 The bodily function known as sight is fascinating, complicated and fragile. Light passes into our eye and is focused onto the thin tissue on the back of the eye, called the retina. The central portion of the retina is called the macula and it is this area that is responsible for sharp, central vision. An early symptom of macular degeneration is the  gradual blurring in the central area of vision. Another symptom may be when straight lines begin to appear wavy. Macular degeneration may only occur in one eye; in this case no vision changes may be noticed. This is why regular visits to your optometrist are important.

There are two forms of macular degeneration (MD), wet and dry. The dry form is the most common; about 85% of cases are of this type. Dry MD occurs when the cells of the macula break down and cause yellow deposits to form under the retina. As the deposits increase in number, there is a greater risk of developing the other form of MD, referred to as wet MD. This occurs when small, fragile blood vessels form under the retina. These fragile blood vessels tend to leak blood and fluid and can rapidly damage the retina and macula. While both types of MD can cause significant vision loss or blindness, the risk associated with wet MD is greater. In general, both forms of this disease are referred to as age-related macular degeneration (AMD). The degeneration can be caused by other factors, such as a genetic predisposition, but these types are rare.

There are many things a person can do to protect their eyes from AMD and other eye conditions. Seeing that is is summertime, the first is to protect your eyes from sunlight; wear your sunglasses. While sunlight has not been proven to worsen AMD, many people still believe that it can cause damage and it is an easily avoidable risk factor. I think everyone should wear sunglasses, especially young children and infants. Their sensitive eyes need protection from the sun’s harmful rays. Smoking can also increase your risk of developing this and other eye diseases. High cholesterol also may play a part in the development of macular degeneration.

 There is a supplement that has been shown to help prevent AMD. A high potency multivitamin was shown to help AMD in the National Eye Institute’s Age-Related Eye Disease Study (AREDS). In this large study, people with and without AMD took a multivitamin containing zinc, beta-carotene, vitamin C, and vitamin E. What the researchers found was that there was a risk reduction of 27% for vision loss in people who had advanced AMD, and a risk reduction of 25% for the progression of AMD to a more advanced stage of this disease. In people with no or early AMD there appeared to be no benefit .

The AREDS vitamin formula is 500 milligrams of vitamin C, 400 International Units of vitamin E, 15 milligrams of beta-carotene, 80 milligrams of zinc, and two milligrams of copper. Some vitamin manufacturers are making this formulation; look for the word “AREDS” in the name of the product. There are few contra-indication for taking this product; ask your Heart Pharmacist if this vitamin is right for you. There is some concern that people who smoke and take beta-carotene increase their risk of developing lung and prostate cancer. One way to reduce this risk is to quit smoking.  This risk is not seen in non-smokers.

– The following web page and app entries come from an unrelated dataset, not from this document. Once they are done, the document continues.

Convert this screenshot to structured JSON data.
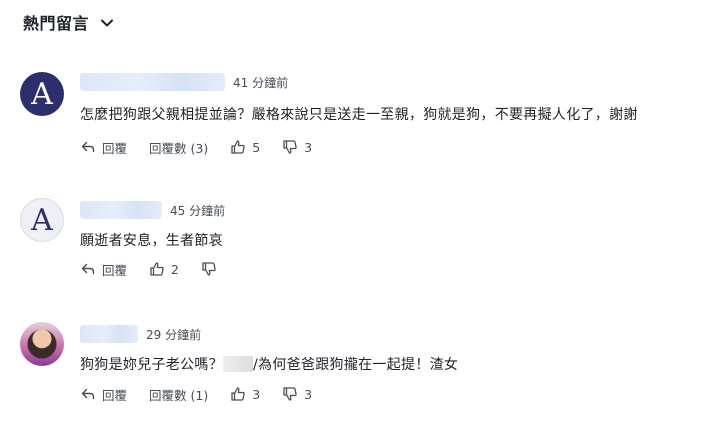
{
  "header": {
    "title": "熱門留言"
  },
  "comments": [
    {
      "time": "41 分鐘前",
      "text": "怎麼把狗跟父親相提並論？嚴格來說只是送走一至親，狗就是狗，不要再擬人化了，謝謝",
      "reply_label": "回覆",
      "replies_label": "回覆數 (3)",
      "likes": "5",
      "dislikes": "3"
    },
    {
      "time": "45 分鐘前",
      "text": "願逝者安息，生者節哀",
      "reply_label": "回覆",
      "likes": "2"
    },
    {
      "time": "29 分鐘前",
      "text_before": "狗狗是妳兒子老公嗎？",
      "text_after": "/為何爸爸跟狗攏在一起提！渣女",
      "reply_label": "回覆",
      "replies_label": "回覆數 (1)",
      "likes": "3",
      "dislikes": "3"
    }
  ],
  "avatars": {
    "c1_letter": "A",
    "c2_letter": "A"
  },
  "colors": {
    "text": "#1d2228",
    "muted": "#464e56",
    "avatar_dark": "#2c2e6e"
  },
  "icons": [
    "chevron-down-icon",
    "reply-icon",
    "thumbs-up-icon",
    "thumbs-down-icon"
  ]
}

It has also been reported that DHA (Docosahexaenoic acid), a fatty acid found in fish oil, may help to prevent AMD. This was determined by a prospective study of dietary fat intake. The researchers found that the amount of all dietary fat intake was directly related to an increased risk of developing AMD. Upon looking deeper, they also found that those who ate fish, more that 4 times a week, had a 35% lower risk of developing AMD. DHA is a fatty acid that is unique to fish, so it was thought that it was the fatty acid that was associated with the reduced risk.

With many of my articles warning of the dangers of sun exposure, you might think I am some sort of vampire. Far from it, exposure to sunlight is very important for our health and mood. Just be wary of over exposure. Be good to your eyes and use them often. There are so many wonderful things to see in our lovely city.

AuthorMonique de Moor